Preliminary experiments were conducted a nursery school that has an enrollment of about 200 children ranging in age from one to five years of age. The school has about thirty teachers and helpers. Thirty-eight five-year-olds were chosen for the preliminary experiments as well as two teachers and two support staff. The support staff designed the curriculum. We used two PCs and a SOFTBOARD. The results from experiments can be summarized into three points as follows. The first is that children are good at cooperative work (pairs or groups of three) because groups allow one child to work as a producer and the others to work as operators. The second is that cooperation between the children and the support staff is an important factor in maintaining the children's concentration. The third point concerns time. We found that the best format was morning class.
Based on the results of the preliminary experiments, we started new experiments with five-member groups. The experimental procedure is as follows: First, the children draw contours of their characters or objects on the SOFTBOARD. They then produce a line drawing that is colored using the computer. After all children have finished, they record the sound and describe the type of action desired. The support staff then construct a simple movie based on the children's instructions. In the second step, each group makes a picture-story show with four sheets of colored paper as a story-board. After finishing one sheet, the children have to explain their drawings to the teachers or support staff, who write down the content. Children are encouraged to keep drawing until the end of their story. In the third and final step, each group makes an electronic picture-story show based on their story-board. The children draw characters and objects using the SOFTBOARD and computers. The staff digitize the shows as simple static images on the computers, and then show the movie to the children. The children's verbal story lines are recorded as sound data. Next, the story is animated based on each group's story-board by the support staff.

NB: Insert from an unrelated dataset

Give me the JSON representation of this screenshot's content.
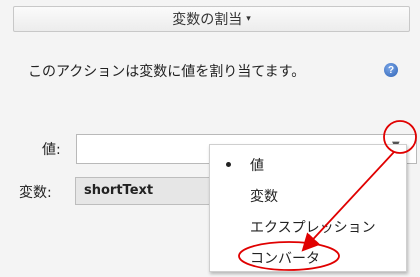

We have been conducting experiments with 40 five-year olds one day a week since May 1998. First, we had the children make picture stories so we could examine how they drew pictures with a computer and created stories. Next step was to introduce a new instrument called "SOFTBOARD", to input line data and trace line data. It is easier for children to draw with SOFTBOARD than